» Exercise prompt
Every record is to be printed exactly as written; pictures are to be omitted.

[Provided records Boundary: Start]

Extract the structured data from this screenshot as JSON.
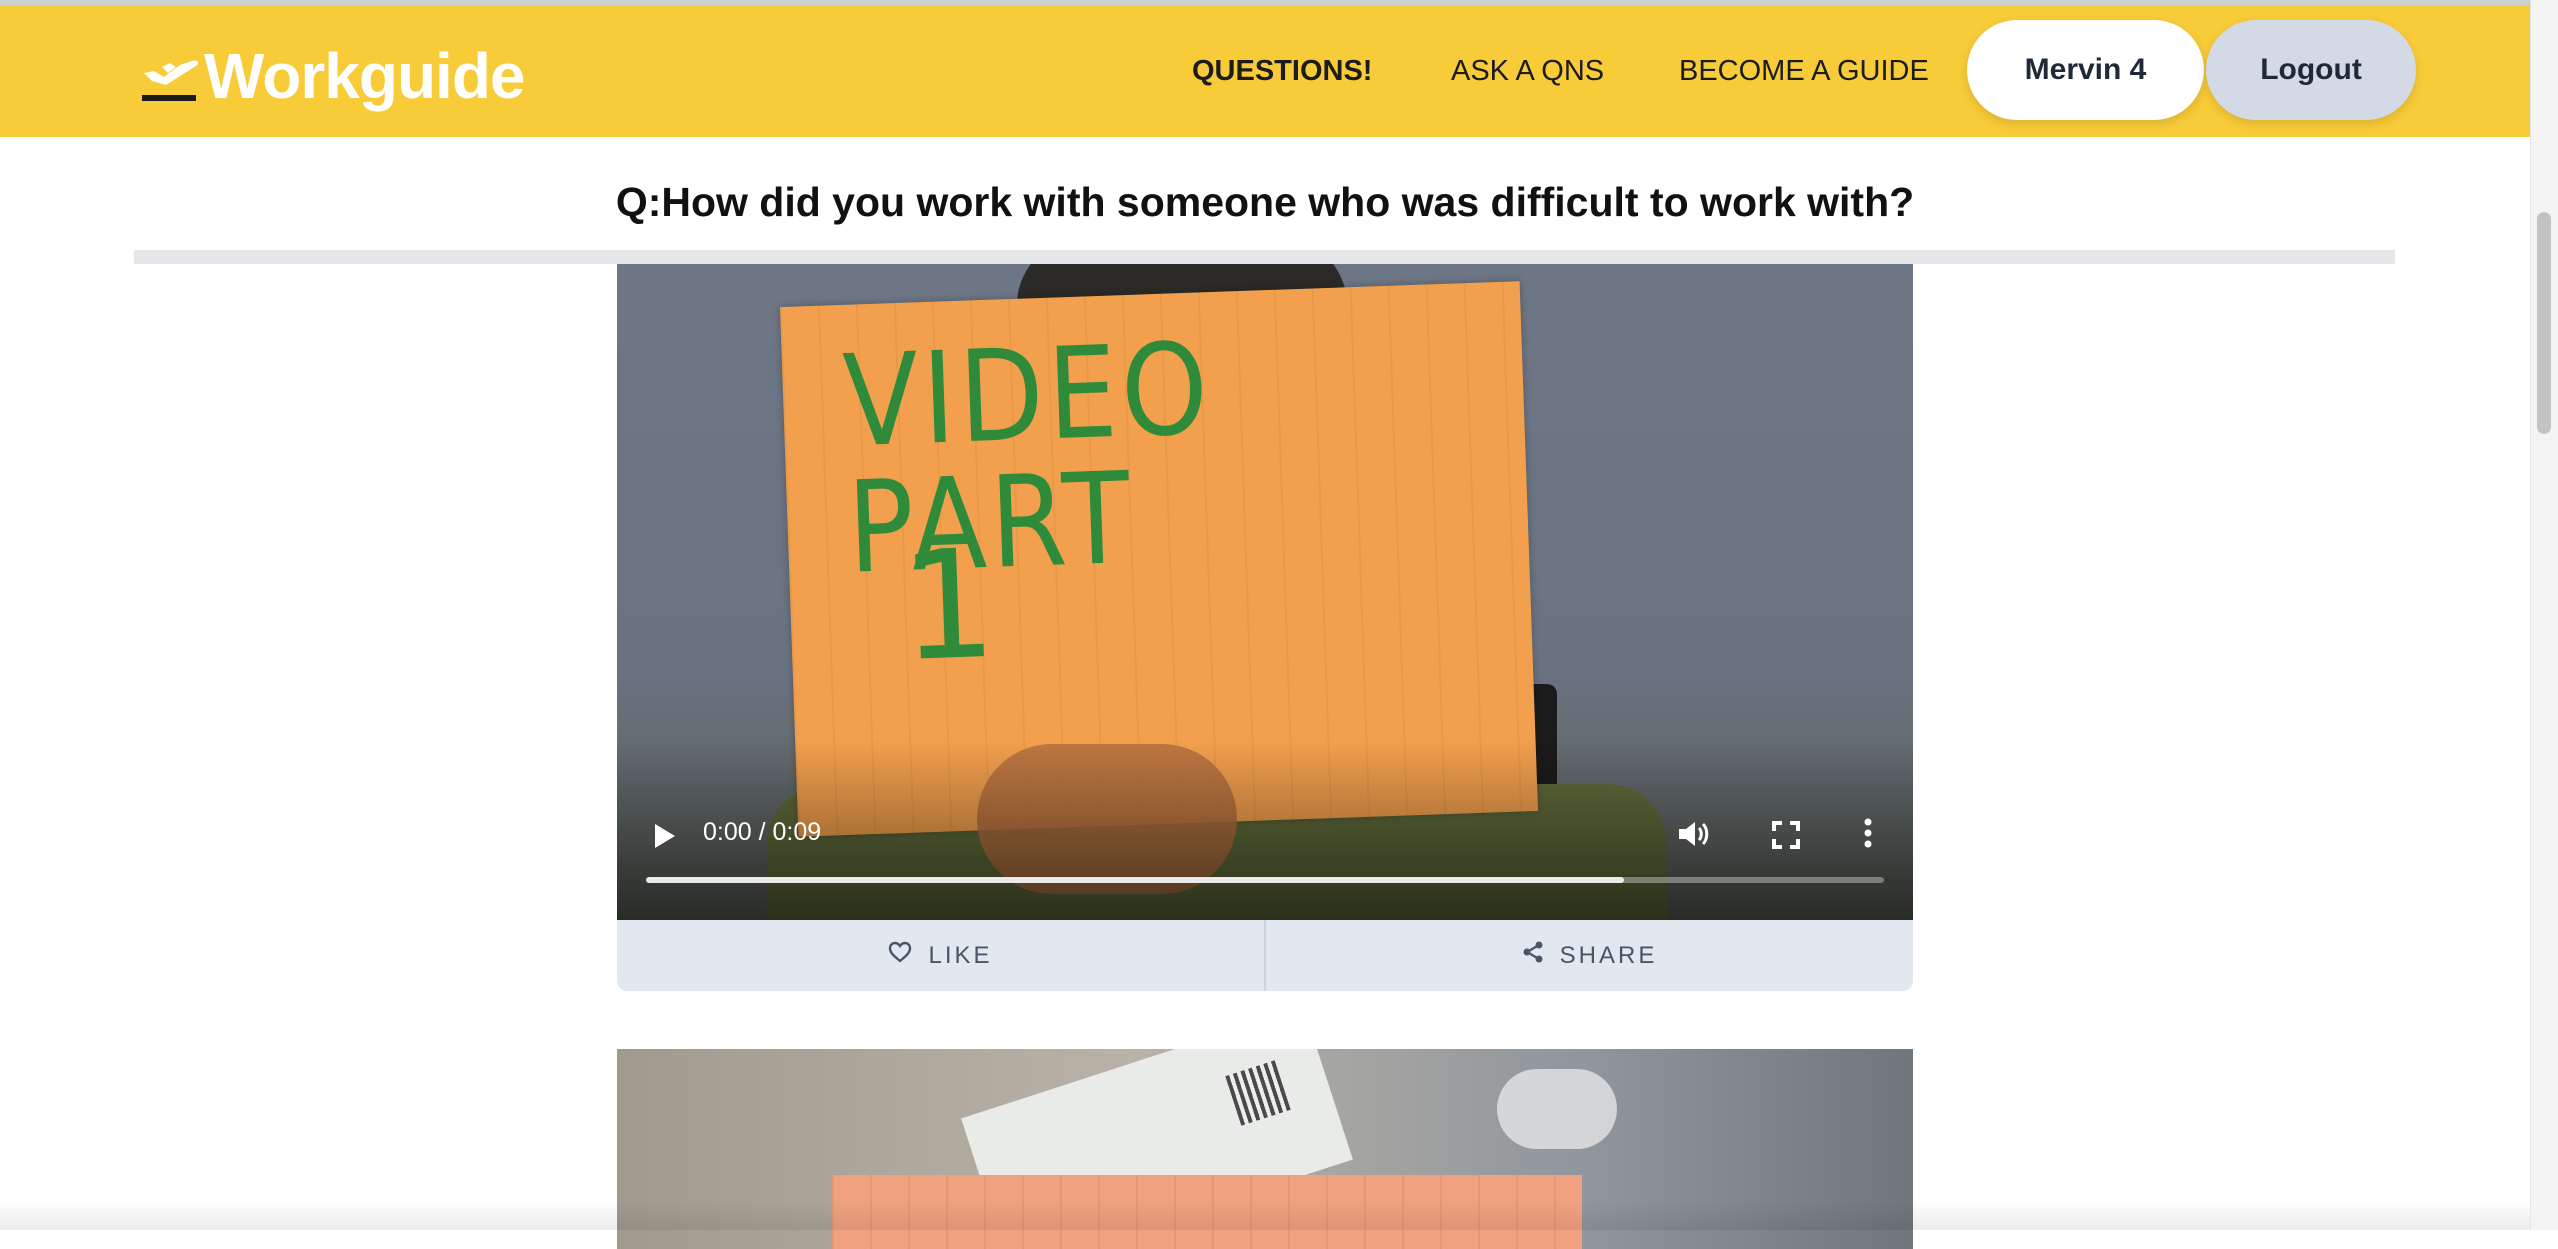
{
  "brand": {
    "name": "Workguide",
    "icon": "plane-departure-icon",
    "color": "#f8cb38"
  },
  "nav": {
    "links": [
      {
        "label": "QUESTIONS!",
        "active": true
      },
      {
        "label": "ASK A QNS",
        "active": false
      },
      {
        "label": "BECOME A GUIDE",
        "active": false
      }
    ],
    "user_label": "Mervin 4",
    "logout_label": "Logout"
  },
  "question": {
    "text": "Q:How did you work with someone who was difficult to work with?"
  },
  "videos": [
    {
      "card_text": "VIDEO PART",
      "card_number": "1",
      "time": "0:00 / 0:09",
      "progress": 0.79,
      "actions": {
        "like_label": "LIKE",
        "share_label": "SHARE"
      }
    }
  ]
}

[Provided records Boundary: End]

» Task output
Extract the structured data from this screenshot as JSON.
{
  "brand": {
    "name": "Workguide",
    "icon": "plane-departure-icon",
    "color": "#f8cb38"
  },
  "nav": {
    "links": [
      {
        "label": "QUESTIONS!",
        "active": true
      },
      {
        "label": "ASK A QNS",
        "active": false
      },
      {
        "label": "BECOME A GUIDE",
        "active": false
      }
    ],
    "user_label": "Mervin 4",
    "logout_label": "Logout"
  },
  "question": {
    "text": "Q:How did you work with someone who was difficult to work with?"
  },
  "videos": [
    {
      "card_text": "VIDEO PART",
      "card_number": "1",
      "time": "0:00 / 0:09",
      "progress": 0.79,
      "actions": {
        "like_label": "LIKE",
        "share_label": "SHARE"
      }
    }
  ]
}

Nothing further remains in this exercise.